%%

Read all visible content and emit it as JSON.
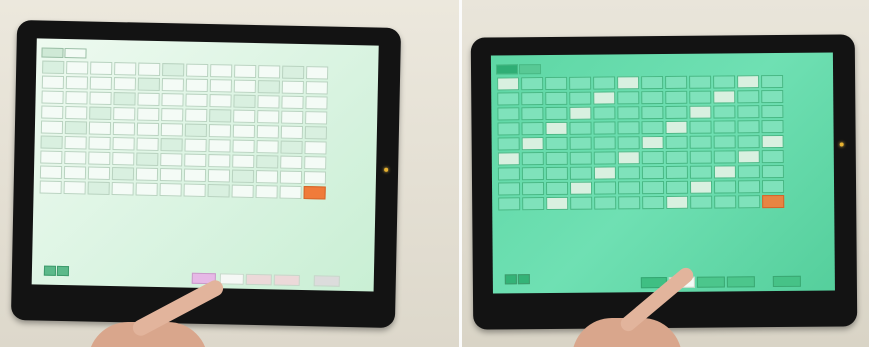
{
  "left_photo": {
    "screen_title": "",
    "tab_1": "",
    "tab_2": "",
    "brand": "",
    "system_label": "",
    "device_logo": "",
    "screen_tint": "#d8f3e0"
  },
  "right_photo": {
    "screen_title": "",
    "tab_1": "",
    "tab_2": "",
    "brand": "",
    "system_label": "",
    "device_logo": "",
    "screen_tint": "#6fe0b3"
  },
  "colors": {
    "bezel": "#131313",
    "wall": "#e4dfd3",
    "accent_cell": "#f07b3a",
    "camera_led": "#e8b230",
    "skin": "#e2b49c"
  }
}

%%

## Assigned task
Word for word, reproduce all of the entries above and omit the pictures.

## Response below
Read all visible content and emit it as JSON.
{
  "left_photo": {
    "screen_title": "",
    "tab_1": "",
    "tab_2": "",
    "brand": "",
    "system_label": "",
    "device_logo": "",
    "screen_tint": "#d8f3e0"
  },
  "right_photo": {
    "screen_title": "",
    "tab_1": "",
    "tab_2": "",
    "brand": "",
    "system_label": "",
    "device_logo": "",
    "screen_tint": "#6fe0b3"
  },
  "colors": {
    "bezel": "#131313",
    "wall": "#e4dfd3",
    "accent_cell": "#f07b3a",
    "camera_led": "#e8b230",
    "skin": "#e2b49c"
  }
}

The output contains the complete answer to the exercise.